The differences between these kinds of statements (tweets) not only relate to what their author finds interesting or worth tweeting about. They also suggest responses (retweets, @replies, follows, and conversation). Questions, for example, suggest what counts as an answer. Recommendations indicate taste. Statements of location may serve as an invitation to meet (they are ambiguous). Invitations are easily passed along. All of these kinds of statements suggest responses or actions that others can take around the message. They are just a small number of examples of how things get done by means of talk — and how it is that conversation by means of tools like twitter must compensate for the fact that messages are out of context, situation, and face-to-face dynamics.
Some of these twitter-based acts of conversation accomplish or achieve something for followers, or for certain followers. Some help. Some answer. Some inform, and so on. But tweets are seen by a public — and this may be reflected in how they are written. Users seem to vary in their sense of the twitterverse as populated by people, whether those people are friends, and whether they’re paying attention. Users vary too in their relation to the medium, which may be a personal communication tool, a social tool, a community service, or public medium. These differences in proximity and relationship to the medium and its audience are broad; and they make it very difficult to identify strategies or approaches for twitter.

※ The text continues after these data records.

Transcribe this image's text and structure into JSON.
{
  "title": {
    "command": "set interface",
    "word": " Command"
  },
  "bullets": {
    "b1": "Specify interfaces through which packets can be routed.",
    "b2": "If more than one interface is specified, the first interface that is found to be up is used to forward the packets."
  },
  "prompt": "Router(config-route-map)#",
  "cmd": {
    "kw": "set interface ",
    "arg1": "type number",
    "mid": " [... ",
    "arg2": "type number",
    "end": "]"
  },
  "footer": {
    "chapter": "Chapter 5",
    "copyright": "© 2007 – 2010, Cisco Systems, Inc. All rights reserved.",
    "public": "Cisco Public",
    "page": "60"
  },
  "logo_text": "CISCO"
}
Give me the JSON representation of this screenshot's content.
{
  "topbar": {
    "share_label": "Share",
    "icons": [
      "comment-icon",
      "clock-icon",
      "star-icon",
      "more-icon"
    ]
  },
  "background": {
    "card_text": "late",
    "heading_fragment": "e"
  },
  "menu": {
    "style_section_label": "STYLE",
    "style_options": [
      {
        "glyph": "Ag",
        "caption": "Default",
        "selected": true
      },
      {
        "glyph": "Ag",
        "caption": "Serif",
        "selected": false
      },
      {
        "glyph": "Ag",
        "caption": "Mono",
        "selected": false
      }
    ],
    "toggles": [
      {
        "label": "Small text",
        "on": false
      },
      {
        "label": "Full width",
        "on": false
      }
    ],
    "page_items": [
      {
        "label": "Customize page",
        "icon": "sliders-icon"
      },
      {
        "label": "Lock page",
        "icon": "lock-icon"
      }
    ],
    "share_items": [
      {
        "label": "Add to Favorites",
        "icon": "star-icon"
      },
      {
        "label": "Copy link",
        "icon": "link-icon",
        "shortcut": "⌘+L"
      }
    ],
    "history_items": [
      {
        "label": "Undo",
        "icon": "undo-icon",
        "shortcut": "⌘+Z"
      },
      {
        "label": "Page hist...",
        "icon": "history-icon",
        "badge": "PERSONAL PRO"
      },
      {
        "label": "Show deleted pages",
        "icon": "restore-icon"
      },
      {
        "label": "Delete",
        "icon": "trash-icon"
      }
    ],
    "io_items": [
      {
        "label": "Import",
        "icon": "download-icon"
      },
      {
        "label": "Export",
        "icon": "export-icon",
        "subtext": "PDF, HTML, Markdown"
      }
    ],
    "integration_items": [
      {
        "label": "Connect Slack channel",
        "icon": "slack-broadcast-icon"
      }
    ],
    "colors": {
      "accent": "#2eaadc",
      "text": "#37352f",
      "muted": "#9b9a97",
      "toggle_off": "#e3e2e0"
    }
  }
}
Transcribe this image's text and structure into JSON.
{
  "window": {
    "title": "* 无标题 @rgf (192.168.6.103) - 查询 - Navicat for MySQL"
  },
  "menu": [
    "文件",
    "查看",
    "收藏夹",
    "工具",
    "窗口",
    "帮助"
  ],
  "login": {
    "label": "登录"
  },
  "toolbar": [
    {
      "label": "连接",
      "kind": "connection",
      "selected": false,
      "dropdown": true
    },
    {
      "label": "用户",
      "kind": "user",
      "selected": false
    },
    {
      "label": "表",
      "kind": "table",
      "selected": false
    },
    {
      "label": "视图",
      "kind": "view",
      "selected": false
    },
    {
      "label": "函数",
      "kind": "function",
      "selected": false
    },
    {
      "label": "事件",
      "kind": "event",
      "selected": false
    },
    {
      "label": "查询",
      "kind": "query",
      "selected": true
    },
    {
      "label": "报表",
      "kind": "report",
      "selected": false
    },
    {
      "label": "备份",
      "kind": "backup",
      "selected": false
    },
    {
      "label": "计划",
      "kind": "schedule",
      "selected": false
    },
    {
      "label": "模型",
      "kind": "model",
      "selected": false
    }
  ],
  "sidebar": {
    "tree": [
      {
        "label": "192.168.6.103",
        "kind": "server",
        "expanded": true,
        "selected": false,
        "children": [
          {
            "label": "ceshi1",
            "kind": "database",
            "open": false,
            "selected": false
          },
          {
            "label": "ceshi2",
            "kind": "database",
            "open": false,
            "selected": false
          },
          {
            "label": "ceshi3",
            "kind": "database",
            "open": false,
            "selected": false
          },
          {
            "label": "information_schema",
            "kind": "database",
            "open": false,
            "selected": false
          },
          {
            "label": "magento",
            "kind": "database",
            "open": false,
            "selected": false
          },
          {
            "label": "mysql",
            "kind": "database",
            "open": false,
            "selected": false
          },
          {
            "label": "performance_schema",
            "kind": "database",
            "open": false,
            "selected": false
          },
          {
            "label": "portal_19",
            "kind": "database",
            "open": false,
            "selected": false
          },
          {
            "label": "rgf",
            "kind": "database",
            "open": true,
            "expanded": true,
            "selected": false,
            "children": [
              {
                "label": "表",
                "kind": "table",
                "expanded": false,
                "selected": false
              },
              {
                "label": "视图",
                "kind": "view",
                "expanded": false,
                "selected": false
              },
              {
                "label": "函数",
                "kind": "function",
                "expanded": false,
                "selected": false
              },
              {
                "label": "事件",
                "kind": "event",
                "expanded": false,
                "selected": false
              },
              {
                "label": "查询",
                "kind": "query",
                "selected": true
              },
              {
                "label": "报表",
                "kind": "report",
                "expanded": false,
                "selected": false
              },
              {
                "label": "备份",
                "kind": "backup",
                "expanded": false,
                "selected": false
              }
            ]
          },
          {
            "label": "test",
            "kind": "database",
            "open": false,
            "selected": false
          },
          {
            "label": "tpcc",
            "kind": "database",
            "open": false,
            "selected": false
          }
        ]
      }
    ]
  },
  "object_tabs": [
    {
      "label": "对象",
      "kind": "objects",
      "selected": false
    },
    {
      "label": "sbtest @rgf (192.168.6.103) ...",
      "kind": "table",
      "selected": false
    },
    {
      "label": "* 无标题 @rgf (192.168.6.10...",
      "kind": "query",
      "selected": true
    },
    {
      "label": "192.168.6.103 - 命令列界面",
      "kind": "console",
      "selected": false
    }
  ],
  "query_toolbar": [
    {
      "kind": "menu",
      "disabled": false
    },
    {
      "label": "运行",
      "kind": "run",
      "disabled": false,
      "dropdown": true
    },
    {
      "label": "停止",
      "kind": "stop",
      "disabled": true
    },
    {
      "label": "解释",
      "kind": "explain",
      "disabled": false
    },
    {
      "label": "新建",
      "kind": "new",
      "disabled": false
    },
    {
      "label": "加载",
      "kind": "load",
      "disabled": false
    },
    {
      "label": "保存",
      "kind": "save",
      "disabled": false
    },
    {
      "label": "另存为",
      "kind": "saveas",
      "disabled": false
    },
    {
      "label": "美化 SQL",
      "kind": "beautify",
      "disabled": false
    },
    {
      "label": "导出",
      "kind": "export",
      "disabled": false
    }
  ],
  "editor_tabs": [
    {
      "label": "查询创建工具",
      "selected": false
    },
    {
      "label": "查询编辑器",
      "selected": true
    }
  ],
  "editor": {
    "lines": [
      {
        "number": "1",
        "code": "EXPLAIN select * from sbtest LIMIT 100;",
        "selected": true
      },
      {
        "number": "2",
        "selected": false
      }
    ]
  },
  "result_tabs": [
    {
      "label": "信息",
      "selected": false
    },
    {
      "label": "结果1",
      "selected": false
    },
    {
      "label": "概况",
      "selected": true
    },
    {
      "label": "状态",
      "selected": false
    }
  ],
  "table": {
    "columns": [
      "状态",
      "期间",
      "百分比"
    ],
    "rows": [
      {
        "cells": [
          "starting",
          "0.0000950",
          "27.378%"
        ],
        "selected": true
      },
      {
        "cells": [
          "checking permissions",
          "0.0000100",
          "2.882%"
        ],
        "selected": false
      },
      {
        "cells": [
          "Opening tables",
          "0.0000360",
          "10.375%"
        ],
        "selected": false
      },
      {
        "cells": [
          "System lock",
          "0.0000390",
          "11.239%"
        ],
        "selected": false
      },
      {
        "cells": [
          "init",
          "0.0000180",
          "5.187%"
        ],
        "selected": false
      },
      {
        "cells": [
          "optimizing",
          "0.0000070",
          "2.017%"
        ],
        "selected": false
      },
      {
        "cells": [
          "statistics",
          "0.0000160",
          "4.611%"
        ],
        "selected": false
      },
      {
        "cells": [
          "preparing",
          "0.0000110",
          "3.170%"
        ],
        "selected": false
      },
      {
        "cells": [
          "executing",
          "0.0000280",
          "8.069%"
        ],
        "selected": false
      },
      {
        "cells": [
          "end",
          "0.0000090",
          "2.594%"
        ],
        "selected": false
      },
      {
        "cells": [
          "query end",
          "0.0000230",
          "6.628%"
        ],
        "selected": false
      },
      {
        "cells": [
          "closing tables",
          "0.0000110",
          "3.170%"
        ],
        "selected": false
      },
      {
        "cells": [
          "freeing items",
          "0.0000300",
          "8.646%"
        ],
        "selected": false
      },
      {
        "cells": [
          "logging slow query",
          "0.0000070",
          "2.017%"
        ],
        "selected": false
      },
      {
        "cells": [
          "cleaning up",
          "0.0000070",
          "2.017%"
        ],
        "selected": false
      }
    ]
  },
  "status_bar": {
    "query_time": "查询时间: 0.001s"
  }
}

There is no simple correlation between what a user or brand does, and how it should “voice” itself. Every tweet, regardless of its author’s intentions, will have meaning attributed or interpreted by those who read it. Meaning in social technologies is less in the hands of the author and more in the hands of the reader, for there’s less of an opportunity to negotiate or work out a common understanding. A brand’s voice on twitter is not entirely in its control: audiences draw their own conclusions.
There is much more that could be said on this, time permitting. But I’d rather continue this in comments. There are too many strategy and tactical differences and nuances to cover properly in a single blog post.